- [To do]:
All of the records below should be output exactly.

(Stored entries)

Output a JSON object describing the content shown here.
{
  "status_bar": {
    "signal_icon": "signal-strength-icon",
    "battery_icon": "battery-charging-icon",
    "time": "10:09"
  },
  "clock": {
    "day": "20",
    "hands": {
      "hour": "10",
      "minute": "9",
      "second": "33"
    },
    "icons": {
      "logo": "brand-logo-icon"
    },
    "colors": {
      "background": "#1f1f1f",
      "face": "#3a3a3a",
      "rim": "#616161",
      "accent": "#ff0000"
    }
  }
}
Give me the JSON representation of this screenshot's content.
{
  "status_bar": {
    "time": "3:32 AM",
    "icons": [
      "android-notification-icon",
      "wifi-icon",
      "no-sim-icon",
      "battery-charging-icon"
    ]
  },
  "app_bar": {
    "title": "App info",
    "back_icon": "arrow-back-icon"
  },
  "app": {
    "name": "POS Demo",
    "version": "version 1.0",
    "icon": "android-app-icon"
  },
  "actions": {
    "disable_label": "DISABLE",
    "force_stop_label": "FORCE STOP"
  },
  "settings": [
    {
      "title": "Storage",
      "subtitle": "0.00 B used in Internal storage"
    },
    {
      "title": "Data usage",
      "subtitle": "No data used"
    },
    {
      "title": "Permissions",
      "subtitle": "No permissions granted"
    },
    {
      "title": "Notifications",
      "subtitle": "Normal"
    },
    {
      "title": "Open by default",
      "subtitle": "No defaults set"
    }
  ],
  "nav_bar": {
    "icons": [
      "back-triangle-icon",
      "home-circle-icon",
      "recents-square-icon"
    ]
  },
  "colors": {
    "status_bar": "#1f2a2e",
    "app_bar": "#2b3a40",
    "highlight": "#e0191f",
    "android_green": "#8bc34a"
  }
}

- [Output for this task]:
Output a JSON object describing the content shown here.
{
  "status_bar": {
    "signal_icon": "signal-strength-icon",
    "battery_icon": "battery-charging-icon",
    "time": "10:09"
  },
  "clock": {
    "day": "20",
    "hands": {
      "hour": "10",
      "minute": "9",
      "second": "33"
    },
    "icons": {
      "logo": "brand-logo-icon"
    },
    "colors": {
      "background": "#1f1f1f",
      "face": "#3a3a3a",
      "rim": "#616161",
      "accent": "#ff0000"
    }
  }
}
Give me the JSON representation of this screenshot's content.
{
  "status_bar": {
    "time": "3:32 AM",
    "icons": [
      "android-notification-icon",
      "wifi-icon",
      "no-sim-icon",
      "battery-charging-icon"
    ]
  },
  "app_bar": {
    "title": "App info",
    "back_icon": "arrow-back-icon"
  },
  "app": {
    "name": "POS Demo",
    "version": "version 1.0",
    "icon": "android-app-icon"
  },
  "actions": {
    "disable_label": "DISABLE",
    "force_stop_label": "FORCE STOP"
  },
  "settings": [
    {
      "title": "Storage",
      "subtitle": "0.00 B used in Internal storage"
    },
    {
      "title": "Data usage",
      "subtitle": "No data used"
    },
    {
      "title": "Permissions",
      "subtitle": "No permissions granted"
    },
    {
      "title": "Notifications",
      "subtitle": "Normal"
    },
    {
      "title": "Open by default",
      "subtitle": "No defaults set"
    }
  ],
  "nav_bar": {
    "icons": [
      "back-triangle-icon",
      "home-circle-icon",
      "recents-square-icon"
    ]
  },
  "colors": {
    "status_bar": "#1f2a2e",
    "app_bar": "#2b3a40",
    "highlight": "#e0191f",
    "android_green": "#8bc34a"
  }
}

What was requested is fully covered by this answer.